Bitcoin, the world’s biggest digital coin, is about 68% off its all-time high of nearly $69,000 in November.

Yeung said she remains bullish long-term on digital tokens because its appeal lies in the fact that “crypto is really about Web3.”

Web3 has become a buzzword among those in the crypto industry. Proponents say it’s the next generation of the internet, one that is “decentralized” and not owned by a few big technology giants.

Advocates suggest that crypto and blockchain technology could be a big part of that. For example, a Web3 service may run on a particular blockchain such as ethereum or solana. Users may be required to hold tokens associated with those blockchains in order to use a particular service or even have ownership in that app or company.

“I think there’s a whole generation of internet [users who] really believe that ‘you cannot monetize my data anymore … the internet should be owned by us,’” Yeung told CNBC.

“That’s why there’s such a push with crypto because the ownership of ethereum or solana is really the user owning that piece of token, which is only a piece of that internet.”

Crypto’s troubles

Even though Yeung suggested it would be a “warm winter” for the crypto market, the troubles for the industry have so far been unprecedented.

The nearly $2 trillion plunge in the value of cryptocurrencies was sparked by the sudden collapse of an algorithmic stablecoin called terraUSD which saw its sister token luna become worthless. Several crypto firms, including the now-bankrupt hedge fund Three Arrows Capital, had a large exposure to terraUSD.

Meanwhile, lending firms like Celsius, which took on risky trading bets, faced liquidity issues and also filed for bankruptcy.

These issues have led to contagion across the cryptocurrency industry.

James Butterfill, head of research at CoinShares, is one skeptic of the term “warm winter.” The crypto winter has been “brutal,” he said, citing the fall of Three Arrows and the drastic drop in bitcoin prices.

“Bitcoin prices have fallen by 74% peak to trough at one point — this closely matches the 83% decline seen in 2018 and must be taken in the context that the market is significantly bigger and has a much broader investor base now than it had back in 2018,” Butterfill told CNBC in an email on Monday.

The biggest challenge right now for crypto lies in the uncertainty surrounding the Fed’s monetary policy and if the central bank will slow the pace of interest rate hikes, said Yuya Hasegawa, crypto market analyst at Japanese crypto exchange Bitbank.

Markets are anticipating Federal Reserve Chair Jerome Powell’s speech on the Fed’s next policy move at the Jackson Hole summit on Friday. Any slowdown in the pace of rate hikes could be positive for crypto markets, Hasegawa said.

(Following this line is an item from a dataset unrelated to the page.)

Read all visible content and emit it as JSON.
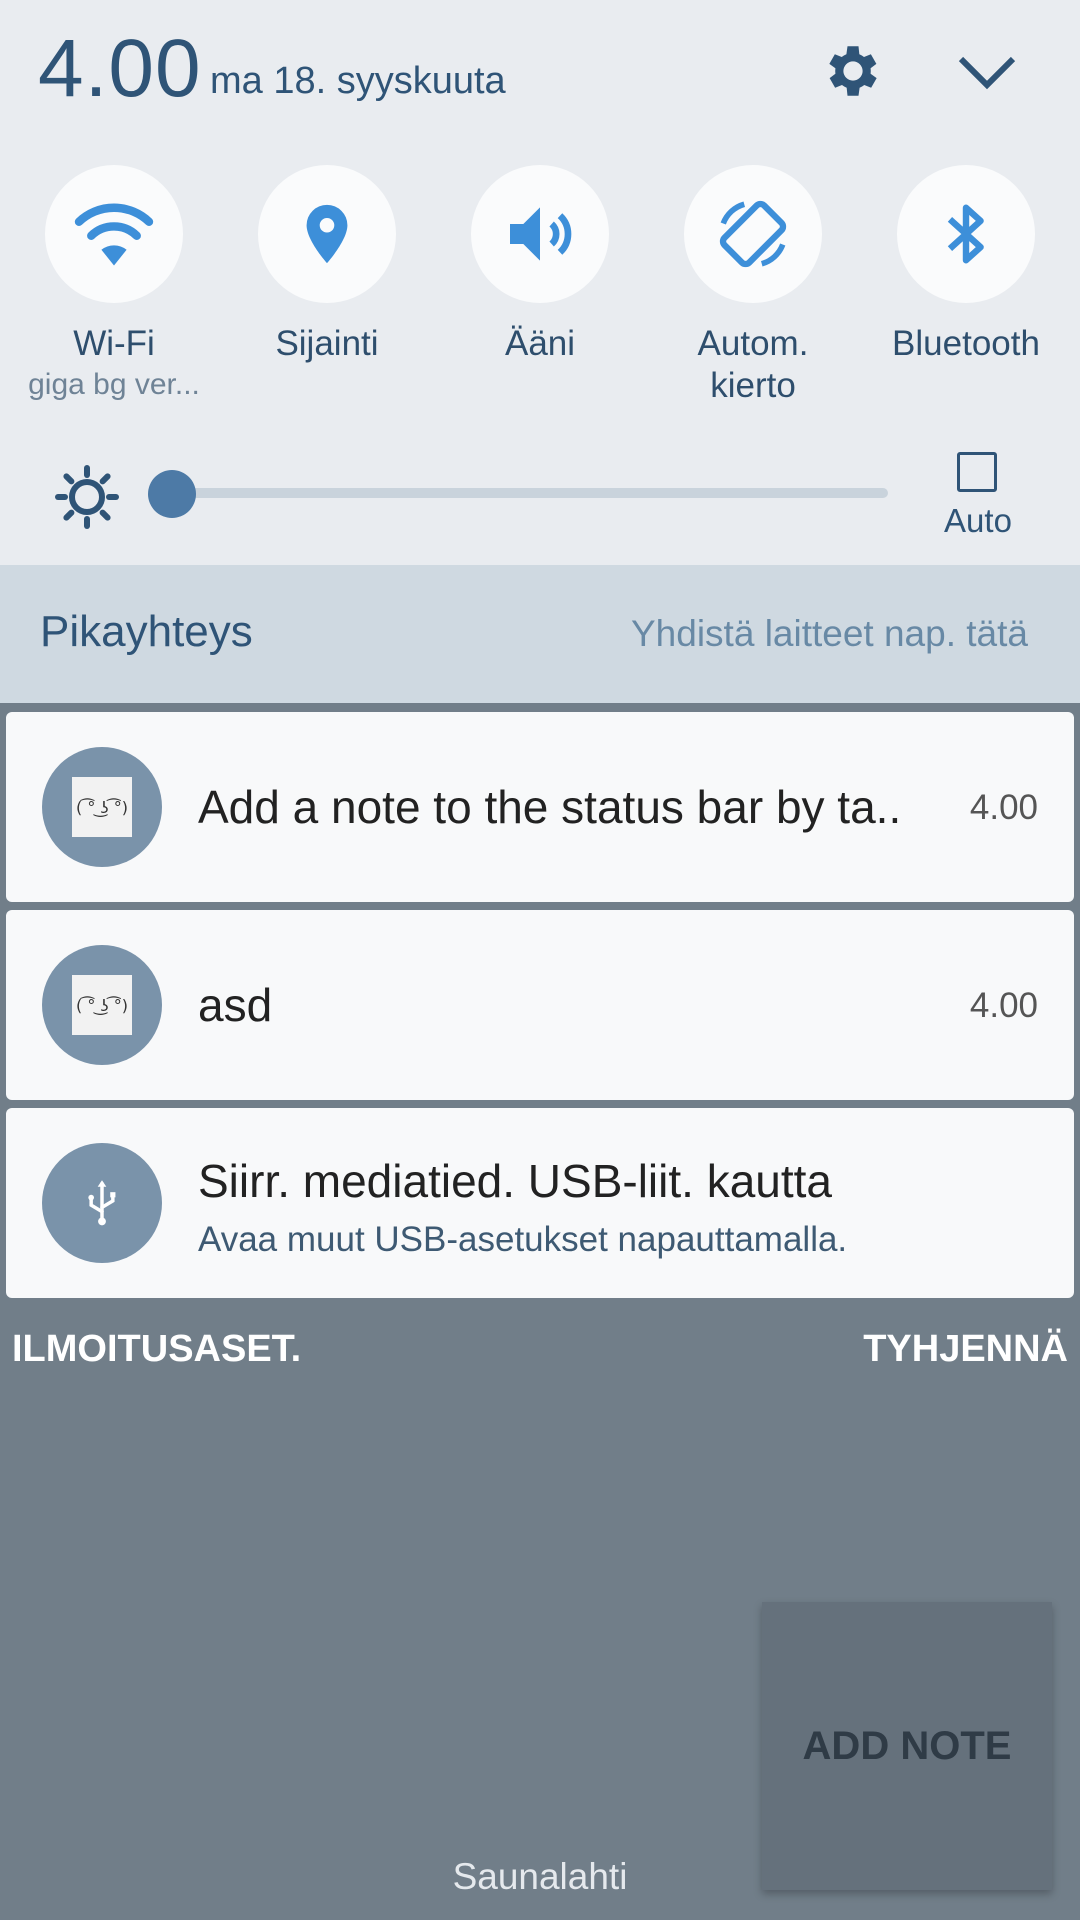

“I think the Fed will gradually have to face and address some signs of economic slowdown soon, so my mid-term outlook is somewhat optimistic,” Hasegawa said.

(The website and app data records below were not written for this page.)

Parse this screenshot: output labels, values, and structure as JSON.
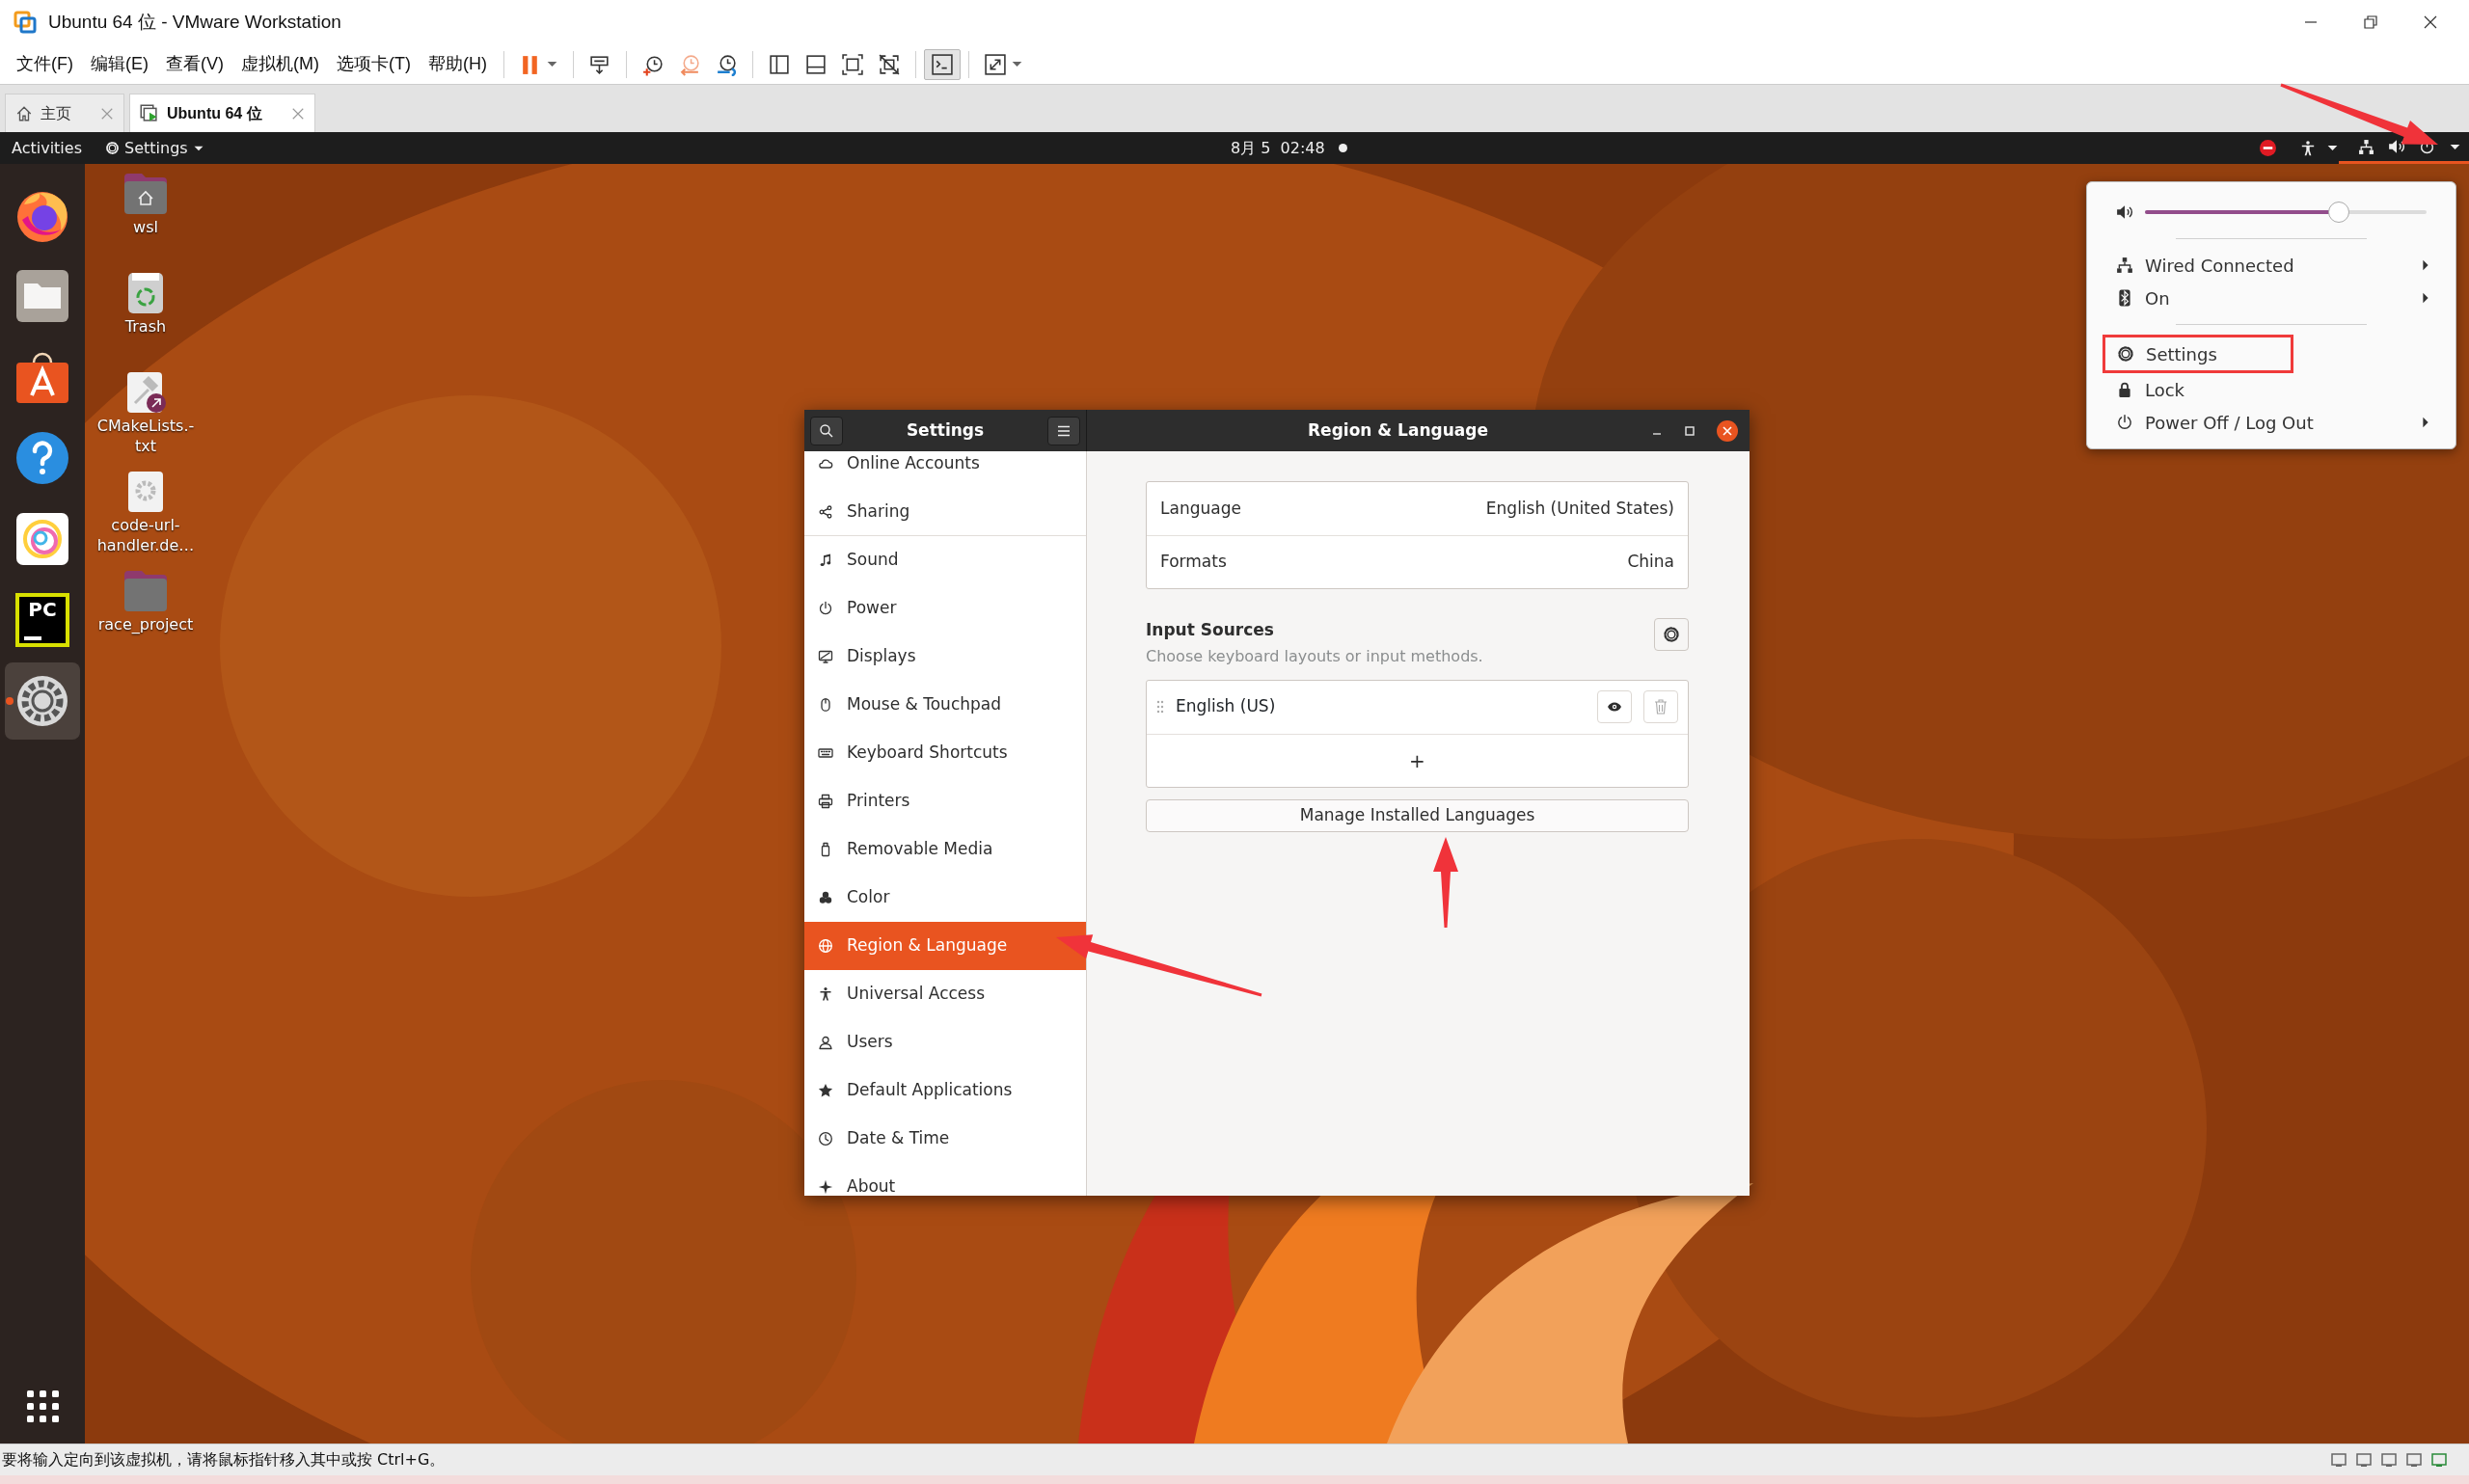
{
  "window": {
    "title": "Ubuntu 64 位 - VMware Workstation"
  },
  "menu": [
    "文件(F)",
    "编辑(E)",
    "查看(V)",
    "虚拟机(M)",
    "选项卡(T)",
    "帮助(H)"
  ],
  "toolbar": [
    {
      "kind": "pause",
      "caret": true,
      "pressed": false
    },
    {
      "kind": "separator"
    },
    {
      "kind": "send-keys",
      "caret": false,
      "pressed": false
    },
    {
      "kind": "separator"
    },
    {
      "kind": "snapshot-take",
      "caret": false,
      "pressed": false
    },
    {
      "kind": "snapshot-revert",
      "caret": false,
      "pressed": false
    },
    {
      "kind": "snapshot-manage",
      "caret": false,
      "pressed": false
    },
    {
      "kind": "separator"
    },
    {
      "kind": "view-library",
      "caret": false,
      "pressed": false
    },
    {
      "kind": "view-thumbs",
      "caret": false,
      "pressed": false
    },
    {
      "kind": "view-full",
      "caret": false,
      "pressed": false
    },
    {
      "kind": "view-unity",
      "caret": false,
      "pressed": false
    },
    {
      "kind": "separator"
    },
    {
      "kind": "console",
      "caret": false,
      "pressed": true
    },
    {
      "kind": "separator"
    },
    {
      "kind": "stretch",
      "caret": true,
      "pressed": false
    }
  ],
  "vm_tabs": [
    {
      "kind": "home",
      "label": "主页",
      "selected": false
    },
    {
      "kind": "vm",
      "label": "Ubuntu 64 位",
      "selected": true
    }
  ],
  "top_bar": {
    "activities": "Activities",
    "app_menu": "Settings",
    "clock": "8月 5  02:48",
    "notification_dot": true,
    "system_menu_open": true
  },
  "dock": [
    {
      "kind": "firefox",
      "running": false
    },
    {
      "kind": "files",
      "running": false
    },
    {
      "kind": "software",
      "running": false
    },
    {
      "kind": "help",
      "running": false
    },
    {
      "kind": "paint",
      "running": false
    },
    {
      "kind": "pycharm",
      "text": "PC",
      "running": false
    },
    {
      "kind": "settings",
      "running": true
    }
  ],
  "desktop_icons": [
    {
      "kind": "home-folder",
      "label": "wsl"
    },
    {
      "kind": "trash",
      "label": "Trash"
    },
    {
      "kind": "script-link",
      "label": "CMakeLists.-txt"
    },
    {
      "kind": "config",
      "label": "code-url-handler.de…"
    },
    {
      "kind": "folder",
      "label": "race_project"
    }
  ],
  "settings_window": {
    "sidebar_title": "Settings",
    "title": "Region & Language",
    "sidebar": [
      {
        "kind": "cloud",
        "label": "Online Accounts",
        "selected": false
      },
      {
        "kind": "share",
        "label": "Sharing",
        "selected": false
      },
      {
        "kind": "note",
        "label": "Sound",
        "selected": false
      },
      {
        "kind": "power",
        "label": "Power",
        "selected": false
      },
      {
        "kind": "display",
        "label": "Displays",
        "selected": false
      },
      {
        "kind": "mouse",
        "label": "Mouse & Touchpad",
        "selected": false
      },
      {
        "kind": "keyboard",
        "label": "Keyboard Shortcuts",
        "selected": false
      },
      {
        "kind": "printer",
        "label": "Printers",
        "selected": false
      },
      {
        "kind": "media",
        "label": "Removable Media",
        "selected": false
      },
      {
        "kind": "color",
        "label": "Color",
        "selected": false
      },
      {
        "kind": "globe",
        "label": "Region & Language",
        "selected": true
      },
      {
        "kind": "access",
        "label": "Universal Access",
        "selected": false
      },
      {
        "kind": "users",
        "label": "Users",
        "selected": false
      },
      {
        "kind": "star",
        "label": "Default Applications",
        "selected": false
      },
      {
        "kind": "clock",
        "label": "Date & Time",
        "selected": false
      },
      {
        "kind": "sparkle",
        "label": "About",
        "selected": false
      }
    ],
    "settings_rows": [
      {
        "label": "Language",
        "value": "English (United States)"
      },
      {
        "label": "Formats",
        "value": "China"
      }
    ],
    "input_sources": {
      "title": "Input Sources",
      "subtitle": "Choose keyboard layouts or input methods.",
      "sources": [
        {
          "label": "English (US)"
        }
      ],
      "add": "+",
      "manage_button": "Manage Installed Languages"
    }
  },
  "system_menu": {
    "volume": {
      "level": 0.69
    },
    "items": [
      {
        "kind": "network",
        "label": "Wired Connected",
        "submenu": true,
        "highlighted": false
      },
      {
        "kind": "bluetooth",
        "label": "On",
        "submenu": true,
        "highlighted": false
      },
      {
        "kind": "separator"
      },
      {
        "kind": "gear",
        "label": "Settings",
        "submenu": false,
        "highlighted": true
      },
      {
        "kind": "lock",
        "label": "Lock",
        "submenu": false,
        "highlighted": false
      },
      {
        "kind": "power",
        "label": "Power Off / Log Out",
        "submenu": true,
        "highlighted": false
      }
    ]
  },
  "status_bar": {
    "message": "要将输入定向到该虚拟机，请将鼠标指针移入其中或按 Ctrl+G。"
  }
}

Meanwhile, Butterfill pointed out that predicting the Fed is challenging as the economic picture remains mixed.

“A move to become less hawkish could be very supportive of Bitcoin prices. As hawkish Fed policy initiated this bear market in December/January, so could a dovish stance prompt it to break out of its $20,000–$25,000 trading range,” he said.

Bitcoin vs ether

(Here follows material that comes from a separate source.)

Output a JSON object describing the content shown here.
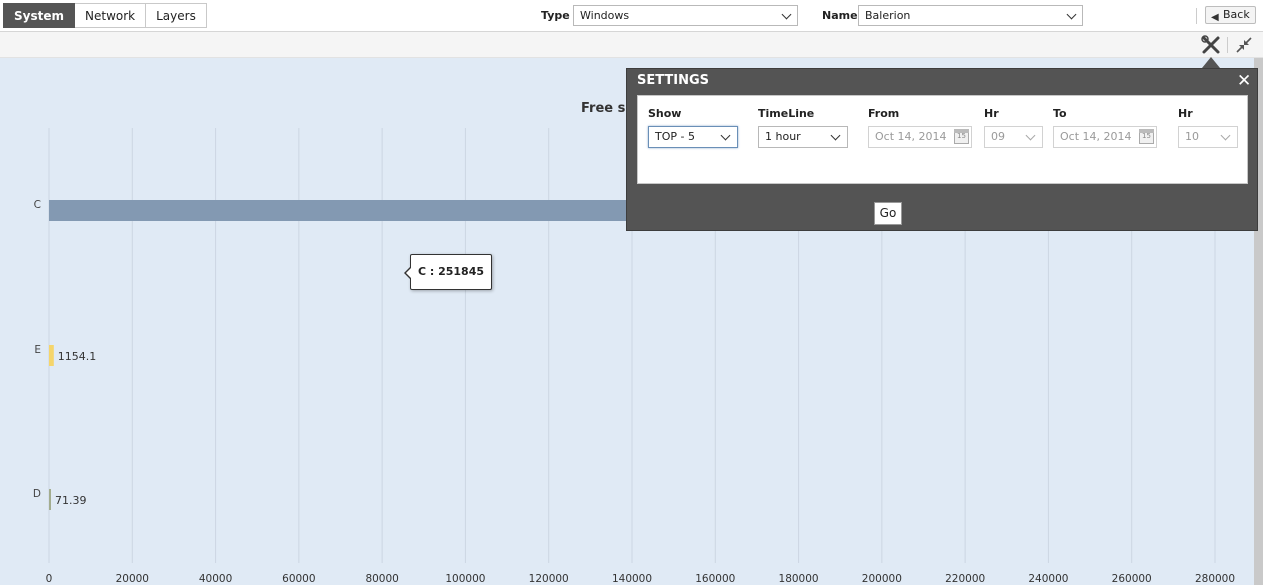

Ether, the world’s second-largest cryptocurrency after bitcoin, is the token native to the ethereum blockchain. Sol is the native cryptocurrency of solana, a public blockchain that supports decentralized finance apps that aim to recreate traditional financial systems, like banks and exchanges.

Asked if ethereum has stronger underlying fundamentals than bitcoin, Yeung from Race Capital said the two cryptocurrencies are “very different.”

“Bitcoin is a digital gold,” she pointed out, saying that ethereum and solana are similar to “decentralized cloud services” where applications are built on the blockchain network but run by “many, many people.”

Ethereum and solana are blockchains that position themselves as a platform developers can build apps on top of. Bitcoin meanwhile was set up to be a payments service and so is different to Ethereum and Solana.

Ether has so far massively outperformed bitcoin since both digital coins bottomed in June due to a highly-anticipated ethereum network upgrade.

This article was originally published on

Share to Social Media

Leave a Comment

Your email address will not be published. Required fields are marked *